- [What you should do]: Return the listing exactly. Keep no pictures.

=== Section Start ===

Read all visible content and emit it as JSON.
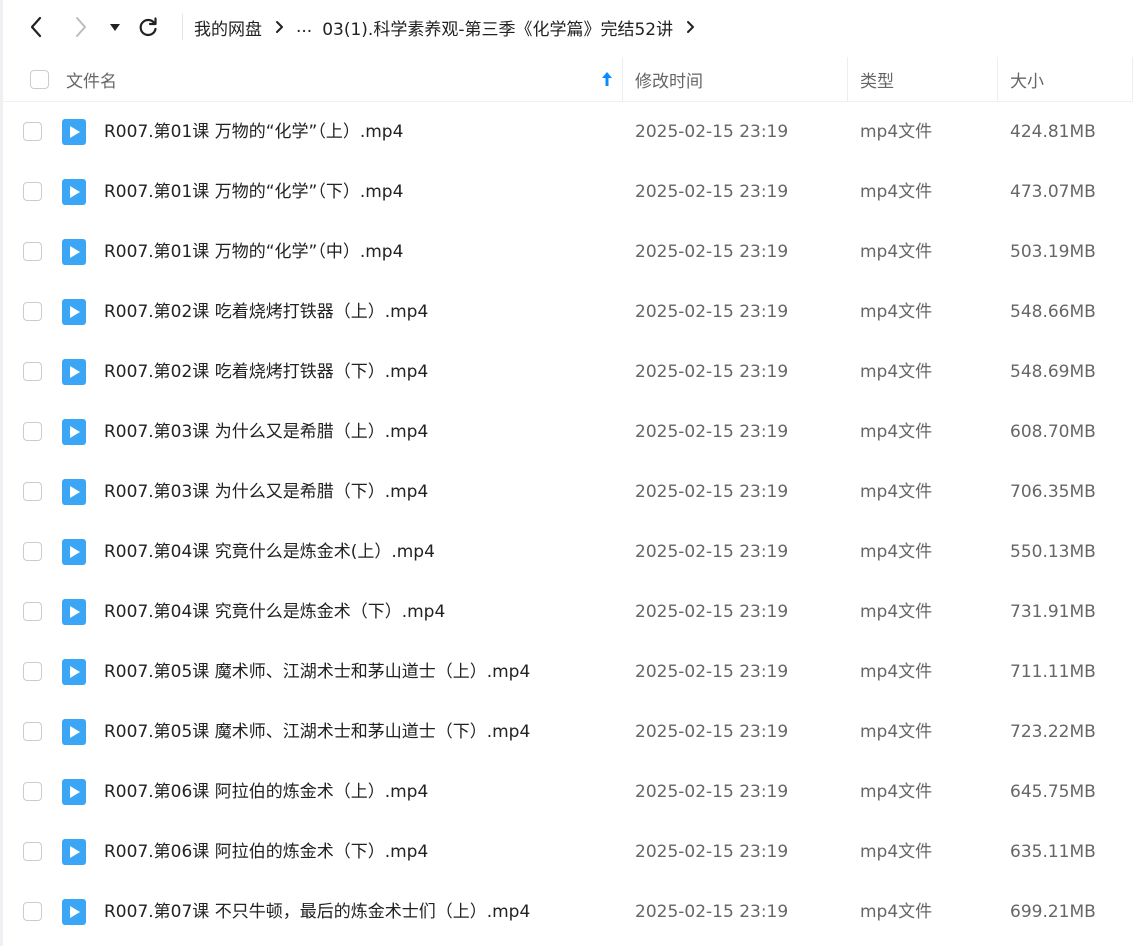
{
  "nav": {
    "back_icon": "chevron-left-icon",
    "forward_icon": "chevron-right-icon",
    "dropdown_icon": "caret-down-icon",
    "refresh_icon": "refresh-icon"
  },
  "breadcrumb": {
    "root": "我的网盘",
    "ellipsis": "...",
    "current": "03(1).科学素养观-第三季《化学篇》完结52讲"
  },
  "columns": {
    "name": "文件名",
    "modified": "修改时间",
    "type": "类型",
    "size": "大小",
    "sort_icon": "sort-arrow-up-icon"
  },
  "colors": {
    "accent": "#0a8cff",
    "file_icon": "#3aa6f5",
    "text": "#222222",
    "muted": "#666666"
  },
  "files": [
    {
      "name": "R007.第01课 万物的“化学”（上）.mp4",
      "modified": "2025-02-15 23:19",
      "type": "mp4文件",
      "size": "424.81MB"
    },
    {
      "name": "R007.第01课 万物的“化学”（下）.mp4",
      "modified": "2025-02-15 23:19",
      "type": "mp4文件",
      "size": "473.07MB"
    },
    {
      "name": "R007.第01课 万物的“化学”（中）.mp4",
      "modified": "2025-02-15 23:19",
      "type": "mp4文件",
      "size": "503.19MB"
    },
    {
      "name": "R007.第02课 吃着烧烤打铁器（上）.mp4",
      "modified": "2025-02-15 23:19",
      "type": "mp4文件",
      "size": "548.66MB"
    },
    {
      "name": "R007.第02课 吃着烧烤打铁器（下）.mp4",
      "modified": "2025-02-15 23:19",
      "type": "mp4文件",
      "size": "548.69MB"
    },
    {
      "name": "R007.第03课 为什么又是希腊（上）.mp4",
      "modified": "2025-02-15 23:19",
      "type": "mp4文件",
      "size": "608.70MB"
    },
    {
      "name": "R007.第03课 为什么又是希腊（下）.mp4",
      "modified": "2025-02-15 23:19",
      "type": "mp4文件",
      "size": "706.35MB"
    },
    {
      "name": "R007.第04课 究竟什么是炼金术(上）.mp4",
      "modified": "2025-02-15 23:19",
      "type": "mp4文件",
      "size": "550.13MB"
    },
    {
      "name": "R007.第04课 究竟什么是炼金术（下）.mp4",
      "modified": "2025-02-15 23:19",
      "type": "mp4文件",
      "size": "731.91MB"
    },
    {
      "name": "R007.第05课 魔术师、江湖术士和茅山道士（上）.mp4",
      "modified": "2025-02-15 23:19",
      "type": "mp4文件",
      "size": "711.11MB"
    },
    {
      "name": "R007.第05课 魔术师、江湖术士和茅山道士（下）.mp4",
      "modified": "2025-02-15 23:19",
      "type": "mp4文件",
      "size": "723.22MB"
    },
    {
      "name": "R007.第06课 阿拉伯的炼金术（上）.mp4",
      "modified": "2025-02-15 23:19",
      "type": "mp4文件",
      "size": "645.75MB"
    },
    {
      "name": "R007.第06课 阿拉伯的炼金术（下）.mp4",
      "modified": "2025-02-15 23:19",
      "type": "mp4文件",
      "size": "635.11MB"
    },
    {
      "name": "R007.第07课 不只牛顿，最后的炼金术士们（上）.mp4",
      "modified": "2025-02-15 23:19",
      "type": "mp4文件",
      "size": "699.21MB"
    }
  ]
}
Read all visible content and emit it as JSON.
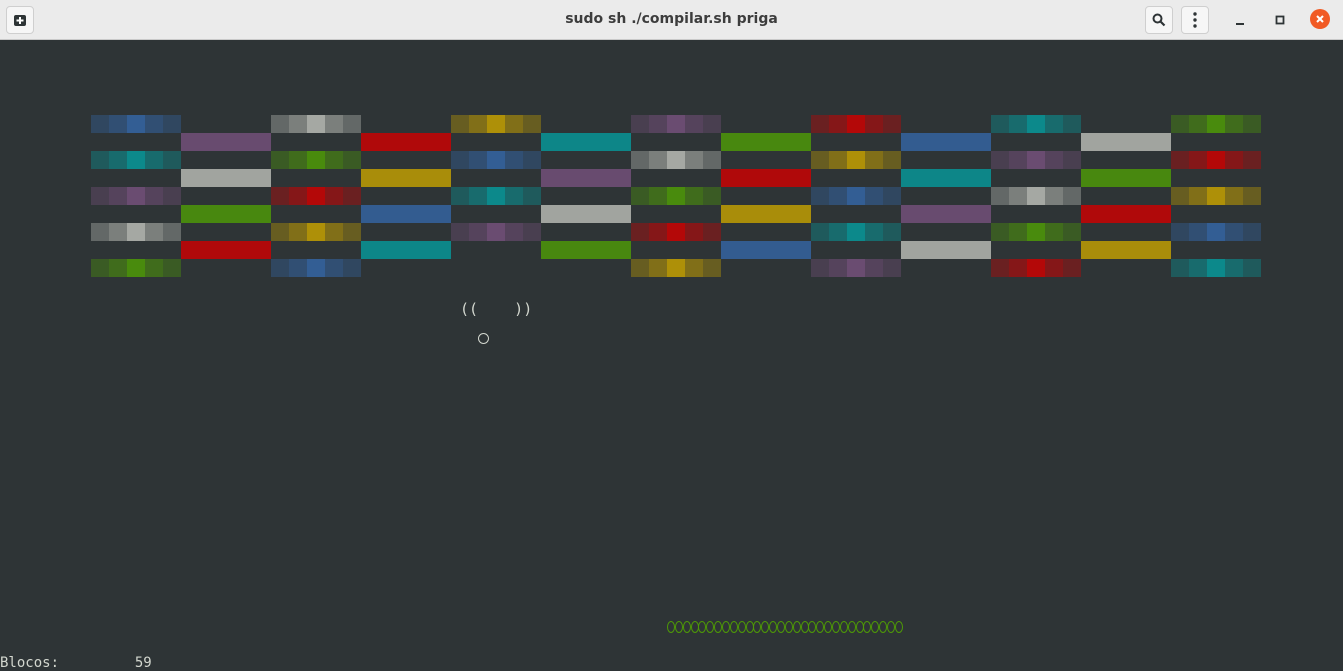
{
  "window": {
    "title": "sudo sh ./compilar.sh priga",
    "buttons": [
      "new-tab-icon",
      "search-icon",
      "menu-icon",
      "minimize-icon",
      "maximize-icon",
      "close-icon"
    ]
  },
  "palette": {
    "blue": "#3465a4",
    "purple": "#75507b",
    "gray": "#babdb6",
    "green": "#4e9a06",
    "red": "#cc0000",
    "yellow": "#c4a000",
    "cyan": "#06989a",
    "background": "#2e3436",
    "foreground": "#d3d7cf"
  },
  "game": {
    "brick_rows": [
      [
        "blue",
        "purple",
        "gray",
        "red",
        "yellow",
        "cyan",
        "purple",
        "green",
        "red",
        "blue",
        "cyan",
        "gray",
        "green"
      ],
      [
        "cyan",
        "gray",
        "green",
        "yellow",
        "blue",
        "purple",
        "gray",
        "red",
        "yellow",
        "cyan",
        "purple",
        "green",
        "red"
      ],
      [
        "purple",
        "green",
        "red",
        "blue",
        "cyan",
        "gray",
        "green",
        "yellow",
        "blue",
        "purple",
        "gray",
        "red",
        "yellow"
      ],
      [
        "gray",
        "red",
        "yellow",
        "cyan",
        "purple",
        "green",
        "red",
        "blue",
        "cyan",
        "gray",
        "green",
        "yellow",
        "blue"
      ],
      [
        "green",
        "",
        "blue",
        "",
        "",
        "",
        "yellow",
        "",
        "purple",
        "",
        "red",
        "",
        "cyan"
      ]
    ],
    "sprite_text": "((    ))",
    "paddle_segments": 30,
    "status_label": "Blocos:",
    "status_value": "59"
  }
}
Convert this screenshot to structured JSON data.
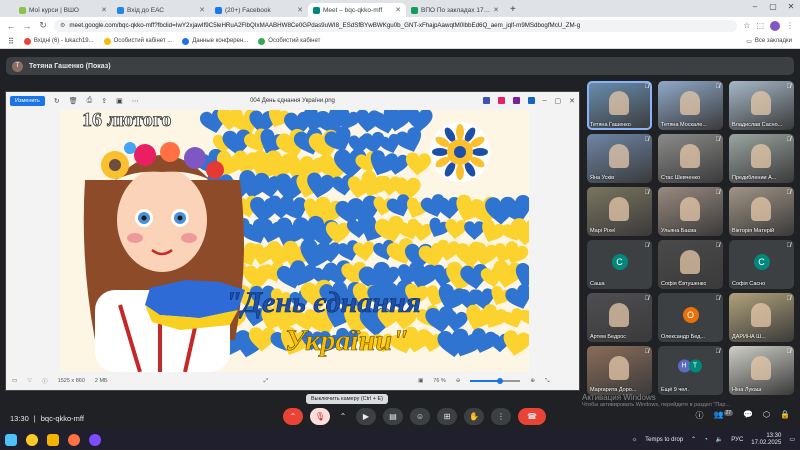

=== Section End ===

- [Exercise output]:
Read all visible content and emit it as JSON.
{
  "nav": {
    "back_icon": "chevron-left-icon",
    "forward_icon": "chevron-right-icon",
    "dropdown_icon": "caret-down-icon",
    "refresh_icon": "refresh-icon"
  },
  "breadcrumb": {
    "root": "我的网盘",
    "ellipsis": "...",
    "current": "03(1).科学素养观-第三季《化学篇》完结52讲"
  },
  "columns": {
    "name": "文件名",
    "modified": "修改时间",
    "type": "类型",
    "size": "大小",
    "sort_icon": "sort-arrow-up-icon"
  },
  "colors": {
    "accent": "#0a8cff",
    "file_icon": "#3aa6f5",
    "text": "#222222",
    "muted": "#666666"
  },
  "files": [
    {
      "name": "R007.第01课 万物的“化学”（上）.mp4",
      "modified": "2025-02-15 23:19",
      "type": "mp4文件",
      "size": "424.81MB"
    },
    {
      "name": "R007.第01课 万物的“化学”（下）.mp4",
      "modified": "2025-02-15 23:19",
      "type": "mp4文件",
      "size": "473.07MB"
    },
    {
      "name": "R007.第01课 万物的“化学”（中）.mp4",
      "modified": "2025-02-15 23:19",
      "type": "mp4文件",
      "size": "503.19MB"
    },
    {
      "name": "R007.第02课 吃着烧烤打铁器（上）.mp4",
      "modified": "2025-02-15 23:19",
      "type": "mp4文件",
      "size": "548.66MB"
    },
    {
      "name": "R007.第02课 吃着烧烤打铁器（下）.mp4",
      "modified": "2025-02-15 23:19",
      "type": "mp4文件",
      "size": "548.69MB"
    },
    {
      "name": "R007.第03课 为什么又是希腊（上）.mp4",
      "modified": "2025-02-15 23:19",
      "type": "mp4文件",
      "size": "608.70MB"
    },
    {
      "name": "R007.第03课 为什么又是希腊（下）.mp4",
      "modified": "2025-02-15 23:19",
      "type": "mp4文件",
      "size": "706.35MB"
    },
    {
      "name": "R007.第04课 究竟什么是炼金术(上）.mp4",
      "modified": "2025-02-15 23:19",
      "type": "mp4文件",
      "size": "550.13MB"
    },
    {
      "name": "R007.第04课 究竟什么是炼金术（下）.mp4",
      "modified": "2025-02-15 23:19",
      "type": "mp4文件",
      "size": "731.91MB"
    },
    {
      "name": "R007.第05课 魔术师、江湖术士和茅山道士（上）.mp4",
      "modified": "2025-02-15 23:19",
      "type": "mp4文件",
      "size": "711.11MB"
    },
    {
      "name": "R007.第05课 魔术师、江湖术士和茅山道士（下）.mp4",
      "modified": "2025-02-15 23:19",
      "type": "mp4文件",
      "size": "723.22MB"
    },
    {
      "name": "R007.第06课 阿拉伯的炼金术（上）.mp4",
      "modified": "2025-02-15 23:19",
      "type": "mp4文件",
      "size": "645.75MB"
    },
    {
      "name": "R007.第06课 阿拉伯的炼金术（下）.mp4",
      "modified": "2025-02-15 23:19",
      "type": "mp4文件",
      "size": "635.11MB"
    },
    {
      "name": "R007.第07课 不只牛顿，最后的炼金术士们（上）.mp4",
      "modified": "2025-02-15 23:19",
      "type": "mp4文件",
      "size": "699.21MB"
    }
  ]
}
Read all visible content and emit it as JSON.
{
  "window": {
    "title": "sudo sh ./compilar.sh priga",
    "buttons": [
      "new-tab-icon",
      "search-icon",
      "menu-icon",
      "minimize-icon",
      "maximize-icon",
      "close-icon"
    ]
  },
  "palette": {
    "blue": "#3465a4",
    "purple": "#75507b",
    "gray": "#babdb6",
    "green": "#4e9a06",
    "red": "#cc0000",
    "yellow": "#c4a000",
    "cyan": "#06989a",
    "background": "#2e3436",
    "foreground": "#d3d7cf"
  },
  "game": {
    "brick_rows": [
      [
        "blue",
        "purple",
        "gray",
        "red",
        "yellow",
        "cyan",
        "purple",
        "green",
        "red",
        "blue",
        "cyan",
        "gray",
        "green"
      ],
      [
        "cyan",
        "gray",
        "green",
        "yellow",
        "blue",
        "purple",
        "gray",
        "red",
        "yellow",
        "cyan",
        "purple",
        "green",
        "red"
      ],
      [
        "purple",
        "green",
        "red",
        "blue",
        "cyan",
        "gray",
        "green",
        "yellow",
        "blue",
        "purple",
        "gray",
        "red",
        "yellow"
      ],
      [
        "gray",
        "red",
        "yellow",
        "cyan",
        "purple",
        "green",
        "red",
        "blue",
        "cyan",
        "gray",
        "green",
        "yellow",
        "blue"
      ],
      [
        "green",
        "",
        "blue",
        "",
        "",
        "",
        "yellow",
        "",
        "purple",
        "",
        "red",
        "",
        "cyan"
      ]
    ],
    "sprite_text": "((    ))",
    "paddle_segments": 30,
    "status_label": "Blocos:",
    "status_value": "59"
  }
}
Convert this screenshot to structured JSON data.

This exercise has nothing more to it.